She says she is fortunate to have worked with supportive bosses and colleagues over the years - some who made similar work-life balance choices - and has not dealt with pressure to work "more than [she] was comfortable with."
Personal organizer Nadine Levy sums up how to prioritize family time and maximize on-the-job efficiency, without sacrificing patient care, in three words: priorities, boundaries, and systems. The owner of Management 180° Organizing, located in Calabasas, Calif., Levy says physicians should "define what 'enough' means to you."
"It is important to identify your goals and objectives, benchmarks, and milestones for success rather than concerning oneself with others' measures of success," she says. "Take the time to think about and document your core values as an individual, a professional, and as a family member, [then] set your priorities based upon these core values."
When advising clients, Levy said taking the time to set up systems at home and at the office is worth the effort. "It is a bit time consuming … but you will reap the benefits for years to come," she explains. "Document what you do, when you do it, and how you do it in order to maintain quality and consistency. Develop and record 'best practices' and incorporate them into your practices' protocols, systems, and procedures," she says.
Letting go of guilt
Levy emphasizes the importance of setting appropriate boundaries. She advises physicians to "take charge of your life by creating a definable boundary between work time and home/family time. ...You are the one who decides when your work day starts and when it ends, which translates into turning off your cell phone, laptop, PDA, etc. when your work day is over and on the weekends. This will allow you to be fully present with your family."

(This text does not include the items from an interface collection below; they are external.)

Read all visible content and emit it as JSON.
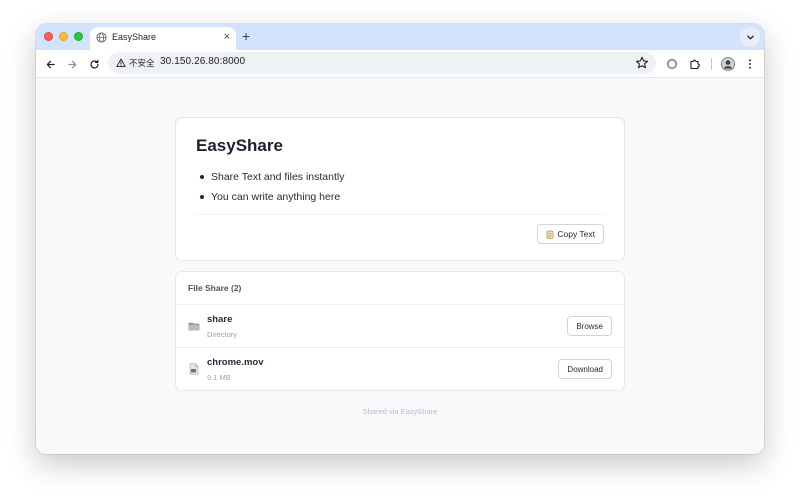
{
  "browser": {
    "tab_title": "EasyShare",
    "tab_close_glyph": "×",
    "new_tab_glyph": "+",
    "security_label": "不安全",
    "url": "30.150.26.80:8000"
  },
  "text_card": {
    "title": "EasyShare",
    "bullets": [
      "Share Text and files instantly",
      "You can write anything here"
    ],
    "copy_label": "Copy Text"
  },
  "files": {
    "header": "File Share (2)",
    "items": [
      {
        "name": "share",
        "meta": "Directory",
        "action": "Browse",
        "icon": "folder-icon"
      },
      {
        "name": "chrome.mov",
        "meta": "9.1 MB",
        "action": "Download",
        "icon": "file-icon"
      }
    ]
  },
  "footer": "Shared via EasyShare",
  "colors": {
    "tabstrip": "#d3e3fd",
    "page_bg": "#f8f9fb",
    "card_border": "#e5e7eb",
    "title": "#1a2230"
  }
}
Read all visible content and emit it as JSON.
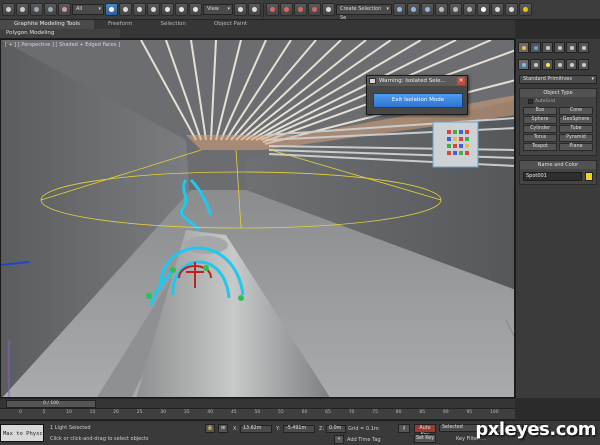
{
  "toolbar": {
    "filter_select": "All",
    "refcoord_select": "View",
    "selection_set": "Create Selection Se"
  },
  "ribbon": {
    "tabs": [
      "Graphite Modeling Tools",
      "Freeform",
      "Selection",
      "Object Paint"
    ],
    "active_tab": "Graphite Modeling Tools",
    "sub_label": "Polygon Modeling"
  },
  "viewport": {
    "label": "[ + ] [ Perspective ] [ Shaded + Edged Faces ]"
  },
  "dialog": {
    "title": "Warning: Isolated Sele...",
    "button": "Exit Isolation Mode"
  },
  "command_panel": {
    "category_select": "Standard Primitives",
    "object_type_header": "Object Type",
    "autogrid_label": "AutoGrid",
    "primitives": [
      "Box",
      "Cone",
      "Sphere",
      "GeoSphere",
      "Cylinder",
      "Tube",
      "Torus",
      "Pyramid",
      "Teapot",
      "Plane"
    ],
    "name_color_header": "Name and Color",
    "object_name": "Spot001",
    "object_color": "#f2d21a"
  },
  "timeline": {
    "frame_counter": "0 / 100",
    "ruler": [
      "0",
      "5",
      "10",
      "15",
      "20",
      "25",
      "30",
      "35",
      "40",
      "45",
      "50",
      "55",
      "60",
      "65",
      "70",
      "75",
      "80",
      "85",
      "90",
      "95",
      "100"
    ]
  },
  "status": {
    "maxscript": "Max to Physc",
    "selected_text": "1 Light Selected",
    "prompt_text": "Click or click-and-drag to select objects",
    "x_label": "X:",
    "x_value": "13.62m",
    "y_label": "Y:",
    "y_value": "-5.491m",
    "z_label": "Z:",
    "z_value": "0.0m",
    "grid_text": "Grid = 0.1m",
    "add_time_tag": "Add Time Tag",
    "auto_key": "Auto Key",
    "set_key": "Set Key",
    "selected_select": "Selected",
    "key_filters": "Key Filters..."
  },
  "watermark": "pxleyes.com"
}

Desai emphasizes that competing priorities are "just a part of life" and feeling guilty won't change the demands on your time. For her, the keys are maintaining a proper work-life balance, evaluating yourself to better understand what is and is not working, and most importantly and most simply, to "choose the best path for you."
To achieve balance in her roles as physician and as a mother, Frank relies on a tip from Tony Schwartz's "The Power of Full Engagement" - creating a personal vision statement for work and another for who she wants to be at home. She keeps her "work vision statement" on the visor of her car and reads it on the way to work as a way to clear her mind and focus on patient care. Then, on the way home, she reads her vision statement for herself as a mother and wife. This helps Frank to leave the workday behind and more seamlessly shift from her role as a physician, to her role as a mother with a focus on family goals.
Finding balance at home
Frank has just begun to outsource at home by hiring a housekeeper, which has created more time for family activities. When it comes to delegating, Frank says her children - ages 2, 5, 7, and 8 - each have assigned, age-appropriate chores. She and her husband also emphasize that "when the family is preparing to go out and do something fun, everyone plays a role in making that happen."
"Battling the guilt that many mothers or fathers probably feel about not being at home or not being at work requires accepting it is a fact of life and moving on rather than thinking, 'Okay, I can't feel any guilt in order to take some time for myself,'" Frank says.
Desai said 15 years after completing her residency, being "content" is the key to "doing a better job both personally and professionally."
Creating space for self-acceptance and letting go of perfectionism is one way Desai has learned to focus on her long-term goals. "At work, things have to be just right, but at home I don't go crazy because there is a laundry basket sitting in the middle of the room; you kind of have to learn to let things like that go."
Kate DeBevois is a Philadelphia-based freelance writer. She has written for several healthcare and business publications. She can be reached at firstname.lastname@example.org.